- REQUIRED ACTION -
Count the lines below that contain the word "JSON", and report only that number.

- RECORD EXTRACTS -
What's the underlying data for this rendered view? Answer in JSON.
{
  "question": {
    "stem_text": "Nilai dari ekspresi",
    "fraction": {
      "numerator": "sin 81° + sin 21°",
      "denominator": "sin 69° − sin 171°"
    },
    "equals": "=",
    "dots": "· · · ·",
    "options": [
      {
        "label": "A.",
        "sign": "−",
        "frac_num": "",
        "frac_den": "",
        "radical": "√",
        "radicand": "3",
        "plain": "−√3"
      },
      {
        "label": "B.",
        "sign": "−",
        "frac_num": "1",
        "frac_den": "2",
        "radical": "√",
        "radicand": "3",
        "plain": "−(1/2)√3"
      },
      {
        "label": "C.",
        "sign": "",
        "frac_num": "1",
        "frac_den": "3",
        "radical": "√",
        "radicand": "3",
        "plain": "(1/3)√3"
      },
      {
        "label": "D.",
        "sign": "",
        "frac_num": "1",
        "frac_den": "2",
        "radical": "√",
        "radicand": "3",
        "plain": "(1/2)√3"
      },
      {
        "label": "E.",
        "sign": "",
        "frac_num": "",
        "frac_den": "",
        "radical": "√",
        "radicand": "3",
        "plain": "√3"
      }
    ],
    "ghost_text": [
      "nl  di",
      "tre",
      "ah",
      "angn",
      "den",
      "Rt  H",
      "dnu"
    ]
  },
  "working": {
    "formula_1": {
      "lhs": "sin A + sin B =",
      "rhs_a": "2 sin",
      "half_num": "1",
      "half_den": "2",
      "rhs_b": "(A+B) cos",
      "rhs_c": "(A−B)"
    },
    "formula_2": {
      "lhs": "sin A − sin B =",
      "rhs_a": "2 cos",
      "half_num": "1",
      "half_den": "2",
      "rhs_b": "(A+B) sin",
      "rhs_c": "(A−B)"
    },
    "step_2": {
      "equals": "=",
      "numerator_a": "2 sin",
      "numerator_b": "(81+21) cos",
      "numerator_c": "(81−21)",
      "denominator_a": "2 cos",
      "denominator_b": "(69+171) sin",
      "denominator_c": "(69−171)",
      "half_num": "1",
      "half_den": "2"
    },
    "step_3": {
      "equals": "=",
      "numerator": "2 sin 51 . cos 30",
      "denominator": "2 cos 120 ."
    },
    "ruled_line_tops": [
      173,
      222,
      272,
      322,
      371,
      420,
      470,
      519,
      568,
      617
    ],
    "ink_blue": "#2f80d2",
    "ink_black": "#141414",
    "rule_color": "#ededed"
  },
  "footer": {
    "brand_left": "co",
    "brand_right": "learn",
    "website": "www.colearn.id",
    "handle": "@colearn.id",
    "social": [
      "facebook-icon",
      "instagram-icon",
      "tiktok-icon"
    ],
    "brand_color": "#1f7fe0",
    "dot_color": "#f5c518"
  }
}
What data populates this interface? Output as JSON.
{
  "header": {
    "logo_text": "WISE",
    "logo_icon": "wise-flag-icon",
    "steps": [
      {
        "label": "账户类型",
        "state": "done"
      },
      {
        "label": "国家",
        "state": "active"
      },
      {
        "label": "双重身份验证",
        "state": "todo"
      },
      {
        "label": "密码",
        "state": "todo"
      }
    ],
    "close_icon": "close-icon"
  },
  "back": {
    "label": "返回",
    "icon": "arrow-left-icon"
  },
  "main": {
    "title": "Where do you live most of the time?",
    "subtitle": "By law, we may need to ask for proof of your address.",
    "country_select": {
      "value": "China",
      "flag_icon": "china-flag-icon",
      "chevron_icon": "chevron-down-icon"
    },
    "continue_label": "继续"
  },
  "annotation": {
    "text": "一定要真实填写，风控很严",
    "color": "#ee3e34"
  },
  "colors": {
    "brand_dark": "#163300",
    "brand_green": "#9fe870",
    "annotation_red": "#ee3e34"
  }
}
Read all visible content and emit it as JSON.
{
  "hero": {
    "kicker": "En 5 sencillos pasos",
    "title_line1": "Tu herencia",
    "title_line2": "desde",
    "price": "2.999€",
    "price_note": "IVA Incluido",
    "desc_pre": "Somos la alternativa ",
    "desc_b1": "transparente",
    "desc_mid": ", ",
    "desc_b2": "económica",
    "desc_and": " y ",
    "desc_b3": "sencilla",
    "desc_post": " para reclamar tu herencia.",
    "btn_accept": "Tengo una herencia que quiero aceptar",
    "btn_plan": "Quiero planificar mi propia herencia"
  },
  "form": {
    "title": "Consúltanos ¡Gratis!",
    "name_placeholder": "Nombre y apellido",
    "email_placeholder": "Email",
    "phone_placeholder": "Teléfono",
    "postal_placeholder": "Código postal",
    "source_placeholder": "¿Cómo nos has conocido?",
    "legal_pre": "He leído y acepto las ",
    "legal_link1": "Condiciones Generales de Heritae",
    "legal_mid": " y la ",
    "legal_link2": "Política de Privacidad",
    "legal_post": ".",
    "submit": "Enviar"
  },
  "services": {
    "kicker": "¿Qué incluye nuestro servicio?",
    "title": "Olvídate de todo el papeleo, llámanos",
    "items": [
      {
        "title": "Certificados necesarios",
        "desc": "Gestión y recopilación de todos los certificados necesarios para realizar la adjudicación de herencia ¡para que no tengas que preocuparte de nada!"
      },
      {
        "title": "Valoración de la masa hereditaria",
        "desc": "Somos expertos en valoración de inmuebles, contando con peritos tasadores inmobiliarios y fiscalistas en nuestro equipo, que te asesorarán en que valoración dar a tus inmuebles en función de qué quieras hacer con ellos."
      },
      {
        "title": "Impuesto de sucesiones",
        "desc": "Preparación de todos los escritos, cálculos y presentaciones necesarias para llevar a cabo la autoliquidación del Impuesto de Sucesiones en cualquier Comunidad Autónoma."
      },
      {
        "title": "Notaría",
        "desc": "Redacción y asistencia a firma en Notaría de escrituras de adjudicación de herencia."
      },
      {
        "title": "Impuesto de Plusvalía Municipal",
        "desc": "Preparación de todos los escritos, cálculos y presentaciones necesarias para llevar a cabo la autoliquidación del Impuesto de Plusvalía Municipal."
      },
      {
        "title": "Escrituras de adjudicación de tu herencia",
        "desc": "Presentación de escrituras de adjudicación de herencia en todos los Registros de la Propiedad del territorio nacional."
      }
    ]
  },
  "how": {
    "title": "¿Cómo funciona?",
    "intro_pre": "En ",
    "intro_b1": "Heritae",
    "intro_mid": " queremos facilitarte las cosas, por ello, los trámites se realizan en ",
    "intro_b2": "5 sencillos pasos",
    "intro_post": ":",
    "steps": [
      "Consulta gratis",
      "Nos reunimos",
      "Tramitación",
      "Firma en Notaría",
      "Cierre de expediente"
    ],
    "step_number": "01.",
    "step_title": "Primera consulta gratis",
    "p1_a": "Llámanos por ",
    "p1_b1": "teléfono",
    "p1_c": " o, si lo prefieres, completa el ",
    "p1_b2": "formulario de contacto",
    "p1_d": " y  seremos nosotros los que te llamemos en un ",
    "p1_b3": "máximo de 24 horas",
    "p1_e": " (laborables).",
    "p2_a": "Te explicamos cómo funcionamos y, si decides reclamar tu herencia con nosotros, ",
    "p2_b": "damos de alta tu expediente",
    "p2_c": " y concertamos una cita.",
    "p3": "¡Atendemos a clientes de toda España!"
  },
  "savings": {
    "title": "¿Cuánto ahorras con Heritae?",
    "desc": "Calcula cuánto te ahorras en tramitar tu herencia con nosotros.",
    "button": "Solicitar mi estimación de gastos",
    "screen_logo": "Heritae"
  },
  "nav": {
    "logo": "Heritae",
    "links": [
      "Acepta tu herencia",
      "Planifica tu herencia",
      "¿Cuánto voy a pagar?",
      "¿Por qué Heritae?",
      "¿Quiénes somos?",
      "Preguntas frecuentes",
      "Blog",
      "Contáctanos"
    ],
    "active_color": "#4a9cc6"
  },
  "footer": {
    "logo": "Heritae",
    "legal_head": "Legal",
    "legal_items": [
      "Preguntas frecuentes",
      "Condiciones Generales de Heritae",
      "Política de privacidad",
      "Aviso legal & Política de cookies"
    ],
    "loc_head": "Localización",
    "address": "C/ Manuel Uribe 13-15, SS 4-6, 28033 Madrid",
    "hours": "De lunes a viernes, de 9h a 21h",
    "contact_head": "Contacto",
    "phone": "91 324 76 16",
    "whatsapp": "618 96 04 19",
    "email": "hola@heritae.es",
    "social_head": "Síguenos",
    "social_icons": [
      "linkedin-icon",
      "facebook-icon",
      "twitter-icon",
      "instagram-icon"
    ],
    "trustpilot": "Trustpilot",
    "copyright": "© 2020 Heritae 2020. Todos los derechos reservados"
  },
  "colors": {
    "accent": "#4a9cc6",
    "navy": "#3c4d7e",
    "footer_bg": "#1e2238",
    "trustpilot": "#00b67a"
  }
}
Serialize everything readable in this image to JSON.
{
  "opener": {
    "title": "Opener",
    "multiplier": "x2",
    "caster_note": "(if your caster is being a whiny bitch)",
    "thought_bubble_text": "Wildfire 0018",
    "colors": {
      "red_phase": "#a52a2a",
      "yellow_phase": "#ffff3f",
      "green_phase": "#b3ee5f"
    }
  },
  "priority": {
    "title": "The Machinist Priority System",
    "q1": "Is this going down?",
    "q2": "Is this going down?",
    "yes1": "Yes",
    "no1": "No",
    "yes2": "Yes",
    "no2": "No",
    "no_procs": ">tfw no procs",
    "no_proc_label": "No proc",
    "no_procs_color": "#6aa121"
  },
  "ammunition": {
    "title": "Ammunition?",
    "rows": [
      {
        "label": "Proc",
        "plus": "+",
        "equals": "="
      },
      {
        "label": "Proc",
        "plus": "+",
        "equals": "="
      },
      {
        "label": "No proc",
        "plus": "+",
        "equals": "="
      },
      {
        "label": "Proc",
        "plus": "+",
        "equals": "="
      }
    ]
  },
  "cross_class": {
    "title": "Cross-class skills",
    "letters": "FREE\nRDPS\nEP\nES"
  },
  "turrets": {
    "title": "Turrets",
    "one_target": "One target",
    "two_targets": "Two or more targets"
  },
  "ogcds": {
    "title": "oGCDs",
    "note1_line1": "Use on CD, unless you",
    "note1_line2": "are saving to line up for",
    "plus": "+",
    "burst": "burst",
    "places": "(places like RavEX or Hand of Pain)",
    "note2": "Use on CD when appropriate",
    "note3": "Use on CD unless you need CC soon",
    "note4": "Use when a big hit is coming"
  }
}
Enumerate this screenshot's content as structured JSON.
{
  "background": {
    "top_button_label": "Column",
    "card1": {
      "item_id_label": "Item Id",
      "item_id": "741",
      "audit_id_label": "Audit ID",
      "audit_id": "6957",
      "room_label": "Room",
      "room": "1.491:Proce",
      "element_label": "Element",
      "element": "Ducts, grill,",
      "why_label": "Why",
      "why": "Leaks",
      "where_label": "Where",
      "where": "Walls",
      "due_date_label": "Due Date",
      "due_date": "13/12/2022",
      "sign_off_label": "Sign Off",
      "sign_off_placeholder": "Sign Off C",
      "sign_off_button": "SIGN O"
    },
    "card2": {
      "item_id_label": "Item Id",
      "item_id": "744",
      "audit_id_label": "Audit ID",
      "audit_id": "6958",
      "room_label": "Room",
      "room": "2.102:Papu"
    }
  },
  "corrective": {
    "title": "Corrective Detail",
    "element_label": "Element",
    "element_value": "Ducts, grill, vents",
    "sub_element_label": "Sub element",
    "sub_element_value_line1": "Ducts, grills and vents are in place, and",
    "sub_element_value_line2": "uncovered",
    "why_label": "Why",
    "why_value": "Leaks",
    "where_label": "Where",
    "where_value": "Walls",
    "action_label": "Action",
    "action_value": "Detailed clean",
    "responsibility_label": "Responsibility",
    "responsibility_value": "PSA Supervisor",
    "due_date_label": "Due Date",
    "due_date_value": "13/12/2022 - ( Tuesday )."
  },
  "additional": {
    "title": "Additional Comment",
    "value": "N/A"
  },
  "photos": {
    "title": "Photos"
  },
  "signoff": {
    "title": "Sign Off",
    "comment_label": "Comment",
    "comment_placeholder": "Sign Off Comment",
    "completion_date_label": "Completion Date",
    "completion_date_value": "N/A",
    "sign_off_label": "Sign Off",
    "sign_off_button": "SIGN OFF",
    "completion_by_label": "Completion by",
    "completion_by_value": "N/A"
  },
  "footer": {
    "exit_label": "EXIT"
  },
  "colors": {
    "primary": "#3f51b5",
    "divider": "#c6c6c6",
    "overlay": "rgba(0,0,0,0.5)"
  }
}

- ANSWER SPACE -
5